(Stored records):
%%

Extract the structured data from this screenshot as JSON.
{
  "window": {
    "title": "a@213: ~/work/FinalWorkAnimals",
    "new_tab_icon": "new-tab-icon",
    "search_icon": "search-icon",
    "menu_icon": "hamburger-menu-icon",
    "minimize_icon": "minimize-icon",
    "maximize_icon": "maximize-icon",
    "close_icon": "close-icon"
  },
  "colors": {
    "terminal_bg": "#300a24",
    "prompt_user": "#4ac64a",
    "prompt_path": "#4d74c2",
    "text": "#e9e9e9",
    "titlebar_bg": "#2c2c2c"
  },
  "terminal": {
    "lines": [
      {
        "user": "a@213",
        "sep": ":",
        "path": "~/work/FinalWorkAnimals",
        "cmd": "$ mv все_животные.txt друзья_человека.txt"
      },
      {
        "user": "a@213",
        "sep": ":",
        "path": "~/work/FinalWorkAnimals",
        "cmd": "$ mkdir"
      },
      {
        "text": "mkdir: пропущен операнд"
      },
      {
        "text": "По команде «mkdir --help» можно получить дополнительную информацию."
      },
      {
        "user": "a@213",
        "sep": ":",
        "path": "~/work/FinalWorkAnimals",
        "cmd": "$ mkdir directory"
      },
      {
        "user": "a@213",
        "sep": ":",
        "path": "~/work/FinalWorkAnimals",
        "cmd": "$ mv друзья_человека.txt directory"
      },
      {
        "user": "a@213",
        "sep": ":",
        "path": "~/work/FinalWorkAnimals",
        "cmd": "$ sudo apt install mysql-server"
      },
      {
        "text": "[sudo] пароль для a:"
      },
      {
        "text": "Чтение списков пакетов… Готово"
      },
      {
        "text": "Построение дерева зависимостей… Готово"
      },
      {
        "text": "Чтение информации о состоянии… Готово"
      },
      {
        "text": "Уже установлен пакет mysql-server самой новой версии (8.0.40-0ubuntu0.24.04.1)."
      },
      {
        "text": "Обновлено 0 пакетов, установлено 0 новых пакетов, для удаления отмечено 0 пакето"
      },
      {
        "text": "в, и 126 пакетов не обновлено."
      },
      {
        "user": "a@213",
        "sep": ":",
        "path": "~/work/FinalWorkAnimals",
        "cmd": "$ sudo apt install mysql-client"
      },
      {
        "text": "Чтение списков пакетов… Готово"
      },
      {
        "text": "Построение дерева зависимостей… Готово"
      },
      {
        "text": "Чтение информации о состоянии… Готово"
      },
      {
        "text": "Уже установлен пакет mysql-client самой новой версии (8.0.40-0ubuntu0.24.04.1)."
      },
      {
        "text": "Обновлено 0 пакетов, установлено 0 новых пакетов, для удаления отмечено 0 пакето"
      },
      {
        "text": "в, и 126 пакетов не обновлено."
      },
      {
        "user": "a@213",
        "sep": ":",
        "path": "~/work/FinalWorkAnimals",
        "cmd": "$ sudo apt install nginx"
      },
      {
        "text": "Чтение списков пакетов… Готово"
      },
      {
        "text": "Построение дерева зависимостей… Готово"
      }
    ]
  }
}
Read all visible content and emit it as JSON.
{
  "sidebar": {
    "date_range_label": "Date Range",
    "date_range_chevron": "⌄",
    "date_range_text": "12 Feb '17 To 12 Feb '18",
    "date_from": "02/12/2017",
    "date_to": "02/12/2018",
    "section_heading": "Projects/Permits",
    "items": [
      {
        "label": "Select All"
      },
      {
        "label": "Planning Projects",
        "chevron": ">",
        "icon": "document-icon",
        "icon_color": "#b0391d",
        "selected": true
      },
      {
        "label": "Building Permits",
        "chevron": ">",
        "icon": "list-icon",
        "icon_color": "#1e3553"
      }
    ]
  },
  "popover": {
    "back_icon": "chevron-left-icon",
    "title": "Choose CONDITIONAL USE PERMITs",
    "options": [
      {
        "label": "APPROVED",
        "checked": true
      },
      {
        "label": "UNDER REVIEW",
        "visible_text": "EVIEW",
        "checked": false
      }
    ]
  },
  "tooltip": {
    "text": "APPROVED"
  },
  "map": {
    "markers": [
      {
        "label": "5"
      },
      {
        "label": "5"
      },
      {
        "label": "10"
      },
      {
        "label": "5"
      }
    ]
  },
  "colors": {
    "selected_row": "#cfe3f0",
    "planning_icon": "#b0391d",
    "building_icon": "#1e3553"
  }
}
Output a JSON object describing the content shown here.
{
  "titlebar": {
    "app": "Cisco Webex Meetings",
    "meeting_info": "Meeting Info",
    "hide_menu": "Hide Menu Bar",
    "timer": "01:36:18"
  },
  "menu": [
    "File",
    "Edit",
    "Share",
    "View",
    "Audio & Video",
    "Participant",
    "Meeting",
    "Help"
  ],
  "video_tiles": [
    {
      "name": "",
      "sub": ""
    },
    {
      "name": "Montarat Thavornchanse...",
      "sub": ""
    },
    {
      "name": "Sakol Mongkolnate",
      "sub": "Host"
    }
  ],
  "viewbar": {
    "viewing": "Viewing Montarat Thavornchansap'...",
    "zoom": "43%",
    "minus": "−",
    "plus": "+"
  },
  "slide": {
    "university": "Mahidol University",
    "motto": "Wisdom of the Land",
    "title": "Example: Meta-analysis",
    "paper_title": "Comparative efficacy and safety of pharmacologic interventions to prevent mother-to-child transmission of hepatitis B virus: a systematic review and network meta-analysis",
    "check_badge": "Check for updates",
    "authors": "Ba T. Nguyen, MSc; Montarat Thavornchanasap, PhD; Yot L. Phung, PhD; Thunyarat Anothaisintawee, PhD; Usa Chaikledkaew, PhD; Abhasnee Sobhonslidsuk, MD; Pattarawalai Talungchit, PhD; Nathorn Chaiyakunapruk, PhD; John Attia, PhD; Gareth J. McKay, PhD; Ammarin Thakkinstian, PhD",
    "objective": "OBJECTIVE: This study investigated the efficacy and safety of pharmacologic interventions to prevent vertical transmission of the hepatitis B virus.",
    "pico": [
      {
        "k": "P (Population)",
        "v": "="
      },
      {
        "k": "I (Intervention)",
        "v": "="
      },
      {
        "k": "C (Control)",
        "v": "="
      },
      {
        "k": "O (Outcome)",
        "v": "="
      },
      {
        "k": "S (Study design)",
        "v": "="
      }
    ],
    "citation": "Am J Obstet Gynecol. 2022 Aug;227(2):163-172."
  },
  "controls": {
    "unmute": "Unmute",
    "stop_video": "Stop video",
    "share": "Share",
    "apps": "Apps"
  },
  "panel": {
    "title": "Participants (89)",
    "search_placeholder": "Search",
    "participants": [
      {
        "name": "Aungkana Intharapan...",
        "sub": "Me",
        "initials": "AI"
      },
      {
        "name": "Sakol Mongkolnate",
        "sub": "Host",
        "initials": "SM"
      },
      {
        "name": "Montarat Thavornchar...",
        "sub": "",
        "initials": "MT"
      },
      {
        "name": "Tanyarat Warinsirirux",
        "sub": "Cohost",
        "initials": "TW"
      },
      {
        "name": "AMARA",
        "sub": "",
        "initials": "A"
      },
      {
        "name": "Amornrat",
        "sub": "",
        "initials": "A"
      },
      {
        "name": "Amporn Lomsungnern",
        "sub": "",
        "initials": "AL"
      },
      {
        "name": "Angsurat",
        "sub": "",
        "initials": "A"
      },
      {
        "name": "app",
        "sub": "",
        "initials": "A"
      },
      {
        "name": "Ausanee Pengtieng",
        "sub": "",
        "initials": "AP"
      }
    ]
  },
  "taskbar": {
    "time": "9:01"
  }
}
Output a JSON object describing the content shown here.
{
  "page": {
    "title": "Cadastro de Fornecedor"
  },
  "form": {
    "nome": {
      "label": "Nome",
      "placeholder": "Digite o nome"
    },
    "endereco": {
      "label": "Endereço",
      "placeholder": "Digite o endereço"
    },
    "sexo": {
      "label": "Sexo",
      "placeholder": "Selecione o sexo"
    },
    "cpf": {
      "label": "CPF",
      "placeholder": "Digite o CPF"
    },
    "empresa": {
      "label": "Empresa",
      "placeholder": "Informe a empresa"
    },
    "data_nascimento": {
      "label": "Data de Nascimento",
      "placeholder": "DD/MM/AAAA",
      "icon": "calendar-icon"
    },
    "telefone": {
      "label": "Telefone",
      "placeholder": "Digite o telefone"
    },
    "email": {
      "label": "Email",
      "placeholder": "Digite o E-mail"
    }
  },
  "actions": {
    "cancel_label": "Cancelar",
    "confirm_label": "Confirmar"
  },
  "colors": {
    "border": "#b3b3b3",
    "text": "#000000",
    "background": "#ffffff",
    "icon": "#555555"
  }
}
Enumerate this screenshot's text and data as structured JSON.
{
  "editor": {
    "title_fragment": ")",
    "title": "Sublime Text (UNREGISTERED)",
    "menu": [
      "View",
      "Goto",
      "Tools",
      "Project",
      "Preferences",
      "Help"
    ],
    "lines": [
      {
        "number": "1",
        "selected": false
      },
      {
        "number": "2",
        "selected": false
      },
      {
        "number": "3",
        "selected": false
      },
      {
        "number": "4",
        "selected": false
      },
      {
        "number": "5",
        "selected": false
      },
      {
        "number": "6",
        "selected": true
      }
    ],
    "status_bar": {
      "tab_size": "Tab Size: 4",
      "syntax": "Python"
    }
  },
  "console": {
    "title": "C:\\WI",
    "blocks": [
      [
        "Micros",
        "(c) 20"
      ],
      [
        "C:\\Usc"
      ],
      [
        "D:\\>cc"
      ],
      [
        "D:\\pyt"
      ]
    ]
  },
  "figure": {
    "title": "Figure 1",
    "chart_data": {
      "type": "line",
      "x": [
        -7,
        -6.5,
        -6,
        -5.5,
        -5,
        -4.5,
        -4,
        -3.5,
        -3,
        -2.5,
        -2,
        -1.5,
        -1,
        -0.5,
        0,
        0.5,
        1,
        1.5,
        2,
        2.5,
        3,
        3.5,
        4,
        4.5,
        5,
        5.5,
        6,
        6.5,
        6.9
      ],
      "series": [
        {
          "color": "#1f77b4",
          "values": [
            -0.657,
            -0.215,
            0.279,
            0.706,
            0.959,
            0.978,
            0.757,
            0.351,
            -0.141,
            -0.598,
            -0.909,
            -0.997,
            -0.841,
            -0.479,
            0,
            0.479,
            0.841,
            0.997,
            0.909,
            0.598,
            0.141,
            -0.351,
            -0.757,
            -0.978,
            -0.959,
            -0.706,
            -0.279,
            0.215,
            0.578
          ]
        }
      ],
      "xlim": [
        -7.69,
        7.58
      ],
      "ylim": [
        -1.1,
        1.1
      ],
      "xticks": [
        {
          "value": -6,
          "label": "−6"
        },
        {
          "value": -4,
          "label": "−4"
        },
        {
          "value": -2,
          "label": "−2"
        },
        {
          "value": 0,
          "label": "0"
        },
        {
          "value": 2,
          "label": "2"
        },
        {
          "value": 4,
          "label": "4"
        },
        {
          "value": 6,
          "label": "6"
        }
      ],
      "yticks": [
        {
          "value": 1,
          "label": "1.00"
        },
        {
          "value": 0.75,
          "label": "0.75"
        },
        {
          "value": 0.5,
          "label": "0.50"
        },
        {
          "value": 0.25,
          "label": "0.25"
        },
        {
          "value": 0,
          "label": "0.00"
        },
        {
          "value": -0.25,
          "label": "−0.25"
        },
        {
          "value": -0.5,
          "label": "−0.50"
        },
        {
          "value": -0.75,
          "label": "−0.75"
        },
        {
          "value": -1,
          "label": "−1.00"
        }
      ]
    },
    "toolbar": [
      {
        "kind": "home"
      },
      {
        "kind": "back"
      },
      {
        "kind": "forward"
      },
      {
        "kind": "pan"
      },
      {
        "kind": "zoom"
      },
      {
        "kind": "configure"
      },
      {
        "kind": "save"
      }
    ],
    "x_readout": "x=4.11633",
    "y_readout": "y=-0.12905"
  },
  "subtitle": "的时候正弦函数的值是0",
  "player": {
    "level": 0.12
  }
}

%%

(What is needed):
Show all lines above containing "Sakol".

(Final answer):
      "name": "Sakol Mongkolnate",
        "name": "Sakol Mongkolnate",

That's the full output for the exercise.